Military Firefighters Help Train Iraqi Responders
May 08, 2010
BAGHDAD, Iraq — Two U.S. Soldiers here have spent nearly a year working to boost not only the capabilities of Iraqi firefighters but their standing and reputation in the community as well.
According to Lt. Col. Gary Esson, the senior fire service advisor and a native of Joplin, Mo., and Spc. Michael Burris, a fire service advisor and Fayetteville, N.C., native, both with the 414th Civil Affairs Battalion, Provincial Reconstruction Team – Baghdad, the first step was to improve living standards inside Iraqi fire stations.
“If there was an (American Base) closing, we would contact them for any furniture that they would give up,” said Esson. “Items like desks, beds and chairs, your basic living items.”
The second step was to get the Iraqi firefighters proper recognition throughout the local community. According to Esson, Iraqi firefighters are not held in the same high regard as the police.
An opportunity for the second step came May 2, in the form of a “Camping Day” sponsored by the 72nd Joint Area Support Group. Visiting Iraqi Boy and Girl Scouts had the opportunity to participate in events that included fire safety.
“It gets kids excited seeing what emergency services are doing,” said Esson. “Iraqi kids are the future of the country, they are the next generation.

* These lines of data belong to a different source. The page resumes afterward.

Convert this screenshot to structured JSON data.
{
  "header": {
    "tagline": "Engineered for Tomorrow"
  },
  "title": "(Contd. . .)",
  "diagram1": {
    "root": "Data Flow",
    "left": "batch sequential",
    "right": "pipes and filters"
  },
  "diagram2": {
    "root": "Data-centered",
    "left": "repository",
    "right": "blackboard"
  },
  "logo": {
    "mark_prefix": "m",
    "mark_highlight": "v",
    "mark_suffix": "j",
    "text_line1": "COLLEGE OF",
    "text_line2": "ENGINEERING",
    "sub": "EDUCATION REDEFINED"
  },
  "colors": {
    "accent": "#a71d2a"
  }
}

They will grow to trust the fire department and hopefully put trust in other government services.”
The fire safety presentation was a joint effort between Soldiers assigned to the 414th CA Bn., firefighters with Kellogg, Brown and Root Inc. and Iraqi firefighters. They worked together to demonstrate various pieces of fire-fighting and safety equipment and also gave helpful tips on what to do in case of a fire.
“It is important that the public be aware of the fire department and look up to them,” said Burris. “This is the first time they took it upon themselves to show the public who they are.”

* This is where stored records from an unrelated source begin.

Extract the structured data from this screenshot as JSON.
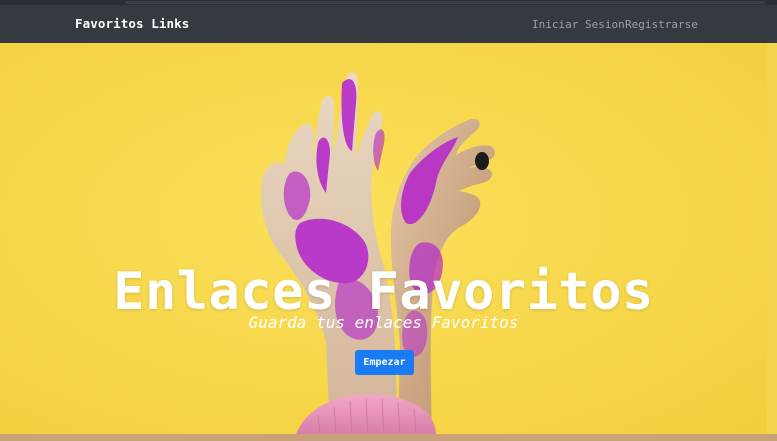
{
  "navbar": {
    "brand": "Favoritos Links",
    "links": [
      {
        "label": "Iniciar Sesion"
      },
      {
        "label": "Registrarse"
      }
    ]
  },
  "hero": {
    "title": "Enlaces Favoritos",
    "subtitle": "Guarda tus enlaces Favoritos",
    "cta_label": "Empezar",
    "background_image": "hands-with-pink-glitter-on-yellow"
  },
  "colors": {
    "navbar_bg": "#343a40",
    "hero_bg": "#f6d84c",
    "button_bg": "#1a7cf5",
    "glitter": "#b52bc9",
    "frame": "#c9a277"
  }
}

Burris has worked alongside the Iraqi firemen and said he enjoyed spending time with them and building bonds with his fellow firemen.
“They are firefighters, like the guys back home where I work. They are good people,” said Burris. “They put themselves in harm’s way every time they go out. If they are willing to get shot working for their people, I will do my best to get them the training and equipment they need.”